I’ve recently become a father, and as a student of pop culture I’ve been spending a lot of time thinking about how dads are portrayed in fictional settings. And in that there are some dads that I secretly want to be, and in a way look up to for their parenting skills.
At first glance Greg Universe doesn’t have much going for him. He runs a car wash, lives in his van, and his only son lives with three magical aliens that are training him to use his special powers. However, once you get to know him it becomes clear that not only is Greg a great father, but he really cares about Steven and his wellbeing.
But why would I want to be Greg? It’s because he gets to live adjacent to some seriously awesome science fiction drama without having to be directly involved. I would like to have his laid back attitude and approach towards life. He’s very much the kind of person who lives in the moment and doesn’t let the stress of the world grind him down, and I admire that.
The honorable Ned Stark is the best father he can be in the context of the world he lives. He has expectations for his children but he understands that they’re individuals with their own strengths and weaknesses. He deeply cares for all of them even as he feels pulled by duty to his kingdom. Ned tried his best, before his untimely end, to instill a strong sense of identity and duty in each of his children.
Doing the right thing isn’t always easy, especially in a world styled in European feudalism. But Ned honestly does care for his region, his people, and his children. I hope that I can instill the kind of sense and duty into my child that Ned has into his, and if my daughter wants to take lessons on how to master the blade? I’ll take a page from Mr. Stark’s book and encourage her.
I know what you’re probably thinking on this one. Homer Simpson? Seriously? I know that Homer might seem like an odd choice given the topic, but there are a lot of examples where Homer really shows that he’s a good dad (or at least tries to be) and cares deeply for his children. In one episode Homer takes a second job working all night to afford the steep price it costs to keep a pony, all for Lisa’s love.
Homer is also carefree and fun, which are aspects I hope I retain as I move further into fatherhood. He has a childlike sense of wonder that allows him to relate to his kids in ways that a lot of fictional dads struggle. I admire that about Homer, even if a lot of his traits can cause him to be something of a jerk to most people he meets.
Arthur is the kind of father that you don’t really appreciate until you’re older. It’s never fun when you’re young and you can’t afford to buy everything you want, but as you grow up you start to understand the sacrifices your parents made for your happiness. Arthur is a family man who focuses on happiness in his work and making a positive and powerful impact on his household.
Arthur also manages to balance his job and his family with some real political activism for a cause he strongly believes in. Joining the Order of the Phoenix can’t have been an easy decision for someone like Arthur, with so much to lose on a personal level. But he makes the right decision and fights the dark wizards even though as a pure-blood himself he and his family wouldn’t have anything to worry about. That’s conviction I can really get behind.
Yondu is the adoptive father of Peter Quill in the Marvel Cinematic Universe’s Guardians of the Galaxy franchise.
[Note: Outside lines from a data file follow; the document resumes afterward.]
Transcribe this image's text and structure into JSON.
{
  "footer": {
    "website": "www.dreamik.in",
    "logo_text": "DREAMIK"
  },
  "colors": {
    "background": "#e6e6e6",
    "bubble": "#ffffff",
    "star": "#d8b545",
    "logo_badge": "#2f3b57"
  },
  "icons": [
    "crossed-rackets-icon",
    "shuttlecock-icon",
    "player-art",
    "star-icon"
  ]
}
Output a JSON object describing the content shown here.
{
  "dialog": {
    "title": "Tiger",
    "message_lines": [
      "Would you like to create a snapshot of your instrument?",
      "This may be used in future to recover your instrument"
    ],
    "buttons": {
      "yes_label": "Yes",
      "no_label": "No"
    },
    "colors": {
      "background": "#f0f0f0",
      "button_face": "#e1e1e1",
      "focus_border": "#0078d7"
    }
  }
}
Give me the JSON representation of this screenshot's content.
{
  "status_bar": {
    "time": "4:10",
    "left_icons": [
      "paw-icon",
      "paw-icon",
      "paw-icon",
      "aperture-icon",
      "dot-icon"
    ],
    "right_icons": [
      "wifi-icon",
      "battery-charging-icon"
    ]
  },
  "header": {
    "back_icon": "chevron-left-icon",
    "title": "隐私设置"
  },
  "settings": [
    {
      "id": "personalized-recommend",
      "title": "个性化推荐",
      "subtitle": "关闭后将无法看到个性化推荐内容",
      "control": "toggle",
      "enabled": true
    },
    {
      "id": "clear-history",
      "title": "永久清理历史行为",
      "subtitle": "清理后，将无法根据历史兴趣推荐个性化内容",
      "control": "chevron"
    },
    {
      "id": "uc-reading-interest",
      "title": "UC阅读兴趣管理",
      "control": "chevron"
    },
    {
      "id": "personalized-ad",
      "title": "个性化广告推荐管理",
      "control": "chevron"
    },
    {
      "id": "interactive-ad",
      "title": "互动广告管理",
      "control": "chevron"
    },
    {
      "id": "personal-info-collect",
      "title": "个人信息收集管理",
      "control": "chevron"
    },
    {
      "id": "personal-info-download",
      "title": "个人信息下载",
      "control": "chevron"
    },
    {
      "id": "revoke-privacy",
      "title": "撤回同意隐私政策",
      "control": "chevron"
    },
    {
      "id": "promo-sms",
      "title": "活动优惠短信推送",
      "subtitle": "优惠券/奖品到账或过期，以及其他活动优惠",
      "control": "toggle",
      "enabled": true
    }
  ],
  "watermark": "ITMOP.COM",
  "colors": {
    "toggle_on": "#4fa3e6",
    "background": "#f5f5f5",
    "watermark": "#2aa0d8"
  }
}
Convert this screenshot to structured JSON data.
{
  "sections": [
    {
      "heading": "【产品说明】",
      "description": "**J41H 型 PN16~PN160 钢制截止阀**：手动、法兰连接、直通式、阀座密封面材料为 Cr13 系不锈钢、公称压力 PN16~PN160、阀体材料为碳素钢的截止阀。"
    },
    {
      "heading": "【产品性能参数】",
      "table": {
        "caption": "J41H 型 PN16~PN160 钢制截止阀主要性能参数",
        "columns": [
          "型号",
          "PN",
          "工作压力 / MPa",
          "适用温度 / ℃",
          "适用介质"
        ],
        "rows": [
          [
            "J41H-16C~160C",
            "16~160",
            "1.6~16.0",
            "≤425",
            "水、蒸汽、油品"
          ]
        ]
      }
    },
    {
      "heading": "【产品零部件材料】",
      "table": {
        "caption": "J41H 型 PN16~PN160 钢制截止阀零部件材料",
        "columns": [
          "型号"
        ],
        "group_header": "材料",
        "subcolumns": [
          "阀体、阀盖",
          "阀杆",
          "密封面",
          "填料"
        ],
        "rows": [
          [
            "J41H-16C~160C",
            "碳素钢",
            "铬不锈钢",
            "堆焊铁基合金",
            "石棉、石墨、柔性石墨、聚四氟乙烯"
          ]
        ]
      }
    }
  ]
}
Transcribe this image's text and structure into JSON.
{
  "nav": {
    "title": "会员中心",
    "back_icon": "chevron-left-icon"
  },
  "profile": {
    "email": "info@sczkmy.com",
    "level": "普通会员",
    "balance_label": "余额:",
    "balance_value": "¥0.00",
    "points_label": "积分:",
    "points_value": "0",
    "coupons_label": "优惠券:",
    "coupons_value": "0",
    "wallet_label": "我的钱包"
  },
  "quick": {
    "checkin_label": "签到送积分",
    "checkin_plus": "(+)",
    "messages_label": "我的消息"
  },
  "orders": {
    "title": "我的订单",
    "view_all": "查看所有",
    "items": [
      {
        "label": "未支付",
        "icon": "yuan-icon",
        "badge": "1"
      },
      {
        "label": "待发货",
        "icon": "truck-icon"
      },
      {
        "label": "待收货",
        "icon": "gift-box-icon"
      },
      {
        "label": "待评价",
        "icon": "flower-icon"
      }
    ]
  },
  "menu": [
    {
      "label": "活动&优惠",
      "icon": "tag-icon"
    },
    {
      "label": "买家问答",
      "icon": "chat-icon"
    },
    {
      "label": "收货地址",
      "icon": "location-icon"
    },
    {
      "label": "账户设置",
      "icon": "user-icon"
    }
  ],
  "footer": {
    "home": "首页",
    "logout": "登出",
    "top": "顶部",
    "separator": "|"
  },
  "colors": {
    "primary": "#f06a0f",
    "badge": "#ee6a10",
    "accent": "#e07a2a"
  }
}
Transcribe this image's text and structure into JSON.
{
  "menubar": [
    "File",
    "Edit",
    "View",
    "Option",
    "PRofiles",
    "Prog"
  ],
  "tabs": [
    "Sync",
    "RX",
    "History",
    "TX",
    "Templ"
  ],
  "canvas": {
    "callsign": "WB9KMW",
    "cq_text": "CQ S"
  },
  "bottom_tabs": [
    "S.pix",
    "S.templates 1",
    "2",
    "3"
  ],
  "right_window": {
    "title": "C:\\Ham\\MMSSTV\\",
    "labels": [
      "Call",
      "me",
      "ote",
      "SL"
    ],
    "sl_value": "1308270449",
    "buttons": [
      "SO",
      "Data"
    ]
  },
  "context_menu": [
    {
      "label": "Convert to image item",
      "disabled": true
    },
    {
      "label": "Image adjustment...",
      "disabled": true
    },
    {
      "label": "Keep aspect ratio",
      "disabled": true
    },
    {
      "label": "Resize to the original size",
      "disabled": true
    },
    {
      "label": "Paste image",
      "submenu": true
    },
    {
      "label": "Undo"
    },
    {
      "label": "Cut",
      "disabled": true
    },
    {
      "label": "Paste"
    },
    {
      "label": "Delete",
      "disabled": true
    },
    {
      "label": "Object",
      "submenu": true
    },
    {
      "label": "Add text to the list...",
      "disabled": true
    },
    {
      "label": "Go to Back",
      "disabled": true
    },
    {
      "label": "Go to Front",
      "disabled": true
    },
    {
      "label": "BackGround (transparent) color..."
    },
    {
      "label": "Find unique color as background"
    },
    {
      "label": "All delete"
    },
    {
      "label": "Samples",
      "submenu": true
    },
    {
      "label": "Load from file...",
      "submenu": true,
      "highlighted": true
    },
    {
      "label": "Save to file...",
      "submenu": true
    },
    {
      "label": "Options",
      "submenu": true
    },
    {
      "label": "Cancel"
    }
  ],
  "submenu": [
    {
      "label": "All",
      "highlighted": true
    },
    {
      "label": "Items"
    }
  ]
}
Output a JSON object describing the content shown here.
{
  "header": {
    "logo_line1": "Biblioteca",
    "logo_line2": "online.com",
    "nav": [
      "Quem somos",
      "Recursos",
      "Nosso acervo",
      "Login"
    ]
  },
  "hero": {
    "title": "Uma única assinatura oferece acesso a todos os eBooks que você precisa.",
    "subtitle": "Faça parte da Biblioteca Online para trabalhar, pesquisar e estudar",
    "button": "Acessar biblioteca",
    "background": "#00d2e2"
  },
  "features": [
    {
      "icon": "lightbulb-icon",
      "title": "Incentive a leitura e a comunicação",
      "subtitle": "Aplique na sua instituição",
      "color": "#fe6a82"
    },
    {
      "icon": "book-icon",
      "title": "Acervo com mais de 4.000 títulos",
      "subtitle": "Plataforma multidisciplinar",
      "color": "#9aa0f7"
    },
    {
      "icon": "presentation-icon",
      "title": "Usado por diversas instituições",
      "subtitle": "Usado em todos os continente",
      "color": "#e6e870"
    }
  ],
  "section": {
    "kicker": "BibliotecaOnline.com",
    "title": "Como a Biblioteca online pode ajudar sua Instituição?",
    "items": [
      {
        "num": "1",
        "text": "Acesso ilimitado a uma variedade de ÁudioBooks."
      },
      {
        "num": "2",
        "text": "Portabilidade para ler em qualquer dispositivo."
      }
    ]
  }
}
The gruff and impolite leader of a Ravager faction kidnapped Peter when he was only ten years old, and instead of transporting him to Ego as he was paid to do, he saved Peter’s life by taking him on as a member. He was able to teach Peter the life skills necessary to survive in the far reaches of the galaxy Peter lived in.
But I’ll be honest here for a moment, I want to be Yondu because it would be a lot of fun to travel throughout space as a pirate and control a magical arrow. He wasn’t a perfect father, and arguably wasn’t even a very good person, but he had an interesting life and he did sincerely care for Peter (even if he showed it in weird ways).